Nordlys, manoeuvered entirely by the power of the wind is possibly the worlds oldest cargo ship (1873) still working. She is currently operating in the European coastal trade.
Built in the Isle of Wight in 1873 as a fishing trawler, she is now part of the Fair Transport fleet and can carry up to 30 tonnes of cargo between European ports. She accommodates a crew of 3 professionals and 6 trainees.
Like the Tres Hombres, she is also an engine-less ship, transporting her cargo with the perfect combination of skilled seamanship and the power of the wind.

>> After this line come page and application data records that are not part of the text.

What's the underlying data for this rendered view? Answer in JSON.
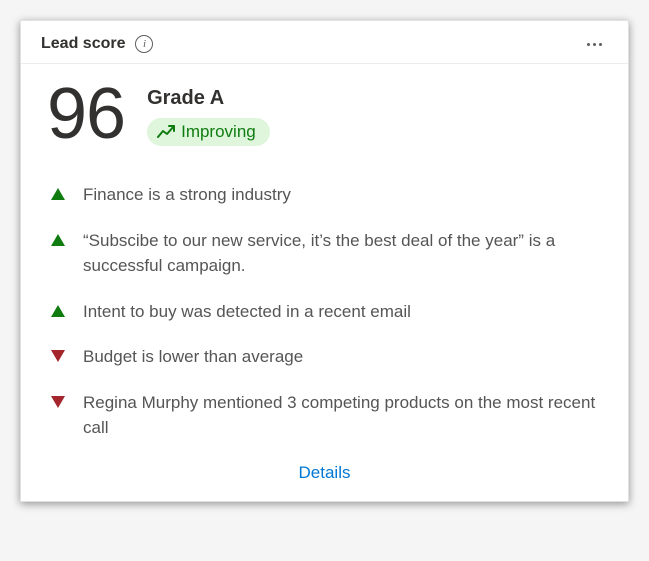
{
  "header": {
    "title": "Lead score",
    "info_icon_label": "i",
    "more_label": "More"
  },
  "score": {
    "value": "96",
    "grade": "Grade A",
    "trend": "Improving"
  },
  "reasons": [
    {
      "direction": "up",
      "text": "Finance is a strong industry"
    },
    {
      "direction": "up",
      "text": "“Subscibe to our new service, it’s the best deal of the year” is a successful campaign."
    },
    {
      "direction": "up",
      "text": "Intent to buy was detected in a recent email"
    },
    {
      "direction": "down",
      "text": "Budget is lower than average"
    },
    {
      "direction": "down",
      "text": "Regina Murphy mentioned 3 competing products on the most recent call"
    }
  ],
  "footer": {
    "details_label": "Details"
  }
}
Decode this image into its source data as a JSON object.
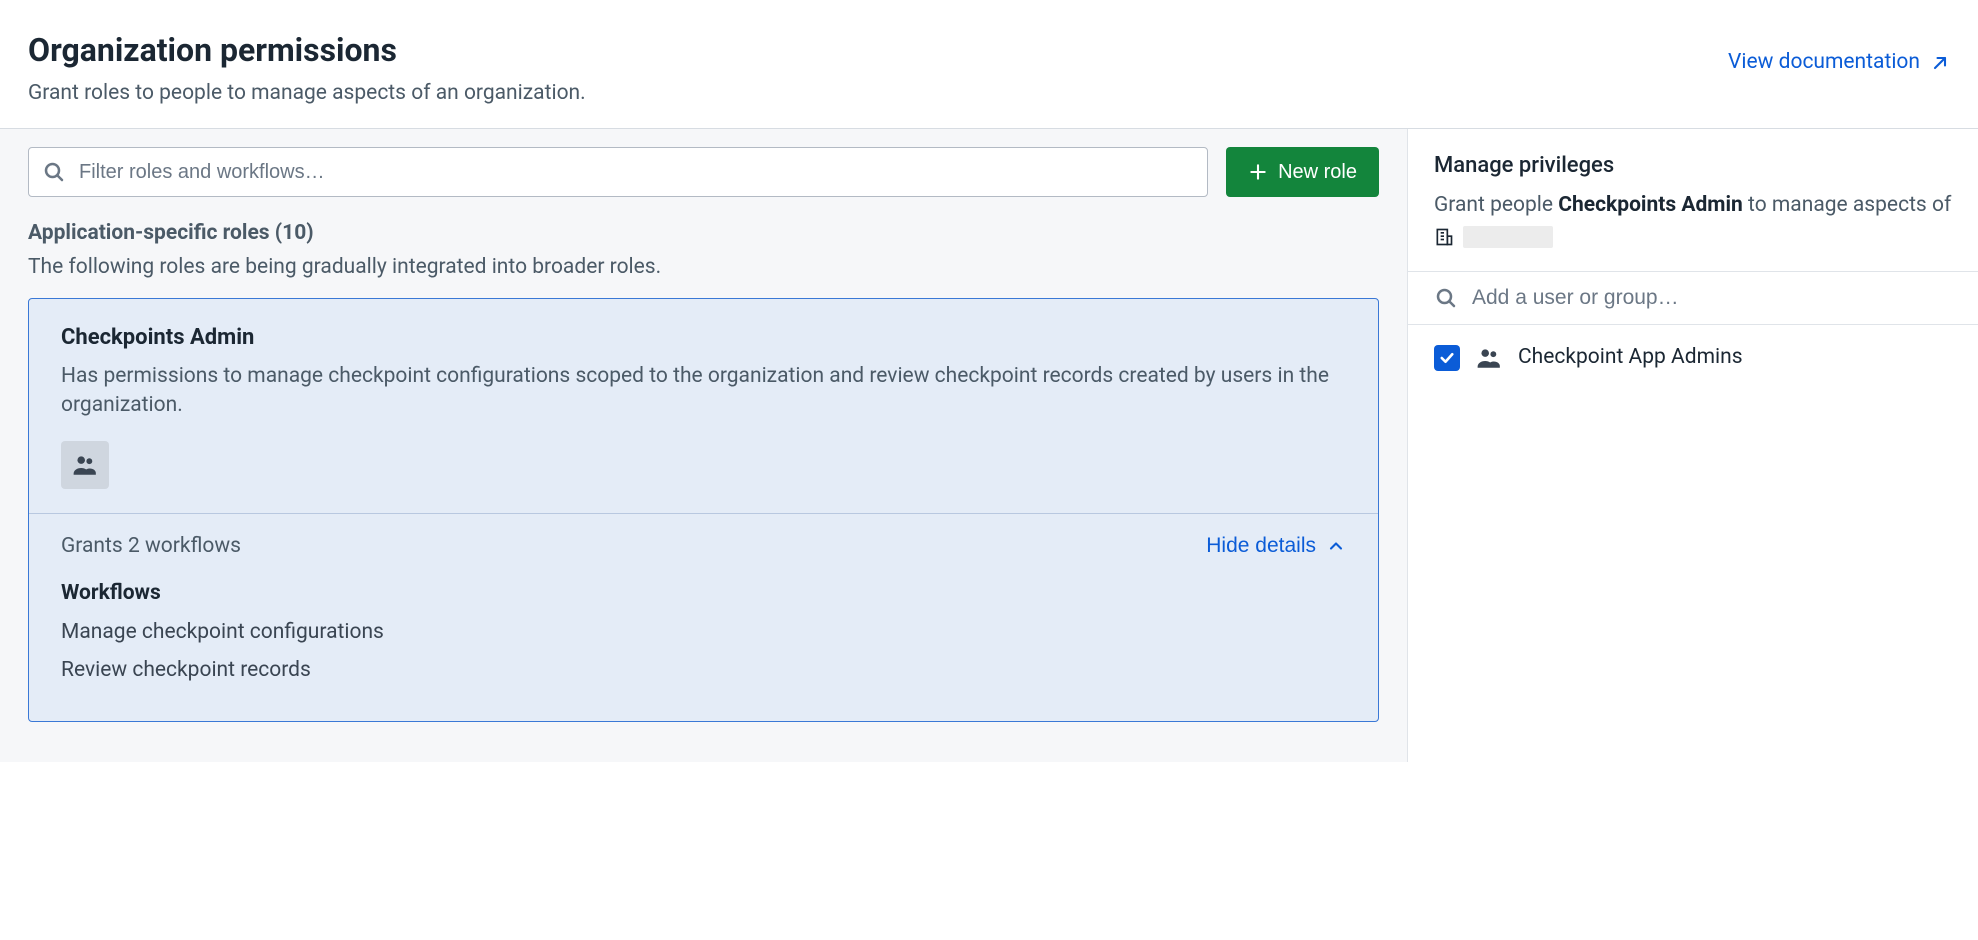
{
  "header": {
    "title": "Organization permissions",
    "subtitle": "Grant roles to people to manage aspects of an organization.",
    "doc_link": "View documentation"
  },
  "toolbar": {
    "filter_placeholder": "Filter roles and workflows…",
    "new_role_label": "New role"
  },
  "section": {
    "title": "Application-specific roles (10)",
    "subtitle": "The following roles are being gradually integrated into broader roles."
  },
  "role": {
    "name": "Checkpoints Admin",
    "description": "Has permissions to manage checkpoint configurations scoped to the organization and review checkpoint records created by users in the organization.",
    "grants_text": "Grants 2 workflows",
    "hide_details_label": "Hide details",
    "workflows_heading": "Workflows",
    "workflows": [
      "Manage checkpoint configurations",
      "Review checkpoint records"
    ]
  },
  "right": {
    "title": "Manage privileges",
    "sub_prefix": "Grant people ",
    "sub_role": "Checkpoints Admin",
    "sub_suffix": " to manage aspects of ",
    "search_placeholder": "Add a user or group…",
    "assignee": "Checkpoint App Admins"
  }
}
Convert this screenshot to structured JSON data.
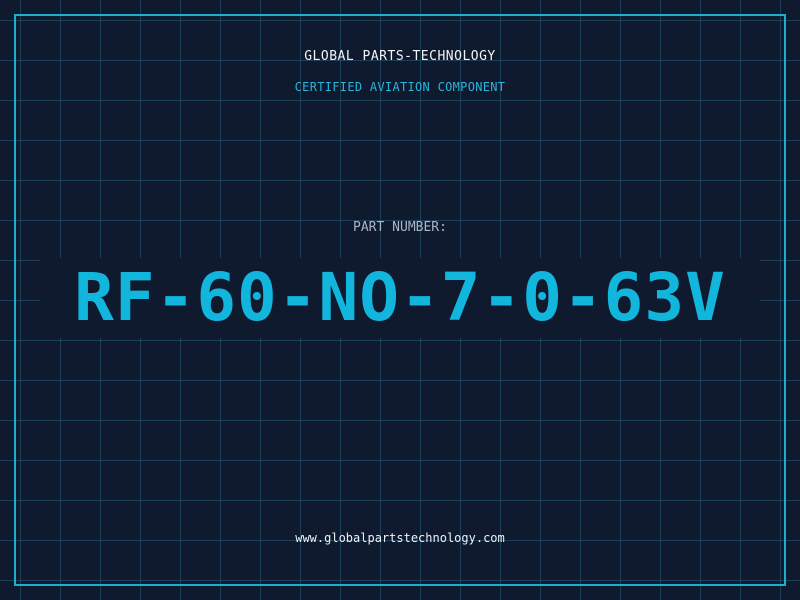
{
  "header": {
    "company": "GLOBAL PARTS-TECHNOLOGY",
    "subtitle": "CERTIFIED AVIATION COMPONENT"
  },
  "part": {
    "label": "PART NUMBER:",
    "number": "RF-60-NO-7-0-63V"
  },
  "footer": {
    "website": "www.globalpartstechnology.com"
  },
  "colors": {
    "background": "#101a2e",
    "grid": "#2d6e8c",
    "frame": "#1faed0",
    "accent": "#12b6dd",
    "title_text": "#f2f4f8",
    "label_text": "#a9b6c8"
  }
}
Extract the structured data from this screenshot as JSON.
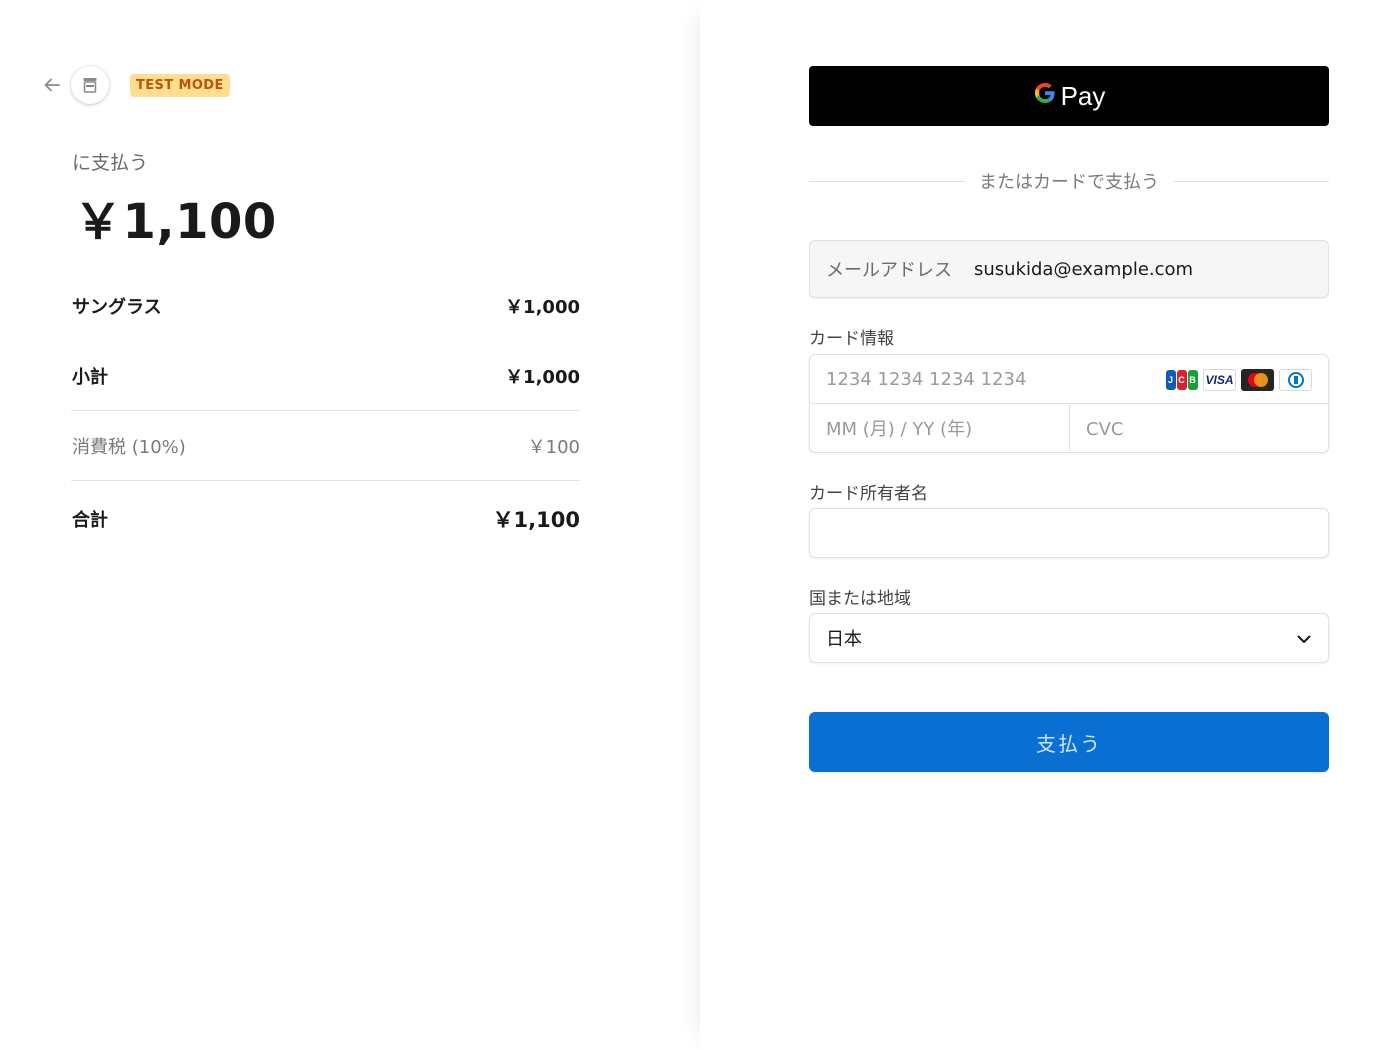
{
  "header": {
    "badge": "TEST MODE",
    "icons": {
      "back": "arrow-left-icon",
      "store": "store-icon"
    }
  },
  "summary": {
    "pay_to": "に支払う",
    "total": "￥1,100",
    "items": [
      {
        "label": "サングラス",
        "amount": "￥1,000"
      }
    ],
    "subtotal": {
      "label": "小計",
      "amount": "￥1,000"
    },
    "tax": {
      "label": "消費税 (10%)",
      "amount": "￥100"
    },
    "grand_total": {
      "label": "合計",
      "amount": "￥1,100"
    }
  },
  "payment": {
    "gpay": {
      "g": "G",
      "label": "Pay"
    },
    "or_card": "またはカードで支払う",
    "email": {
      "label": "メールアドレス",
      "value": "susukida@example.com"
    },
    "card": {
      "label": "カード情報",
      "number_placeholder": "1234 1234 1234 1234",
      "expiry_placeholder": "MM (月) / YY (年)",
      "cvc_placeholder": "CVC",
      "brands": [
        "JCB",
        "VISA",
        "Mastercard",
        "Diners Club"
      ]
    },
    "cardholder": {
      "label": "カード所有者名",
      "value": ""
    },
    "country": {
      "label": "国または地域",
      "value": "日本"
    },
    "submit": "支払う"
  },
  "colors": {
    "badge_bg": "#ffde92",
    "badge_text": "#bb5504",
    "pay_button": "#0a6fd3",
    "gpay_button": "#000000"
  }
}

Originally a fishing trawler, nowadays she is able to carry a maximum of 30 tons of rum, wine, olive oil, cider or other goods. Besides that Nordlys will raise awareness about the huge amounts of pollution, created by the modern shipping industry and affect positive change in the way goods are shipped around the world.
Length overall: 25 meters
Length on deck: 20 meters
Draught: 3 meters
Gross tonnage: 25 Tons
Cargo capacity: 28 m3
Maximum number of sails: 8
Professional crew: 5
Trainees / guests: 4
Discover more on Fair Transport.
Other sailing cargo ships
Gallant sailed all the way from the Caribbean, on schedule, using only her engine for harbour entrances. Gallant entered the Blue Schooner Company’s fleet in November 2017. She was originally a Herring logger named Jannetje Margaretha, built 1916 in Figee brothers’ yard in Vlaardingen, the Netherlands. During her long carrier, she has lived many different lives.
Built in Plymouth, Devon, in 1904 by William Kelly, Bessie Ellen is one of the last surviving West Country trading ketches from a fleet that once stood at nearly 700. Bessie Ellen lived through an era when working sailing ships were an everyday sight in English ports and harbours.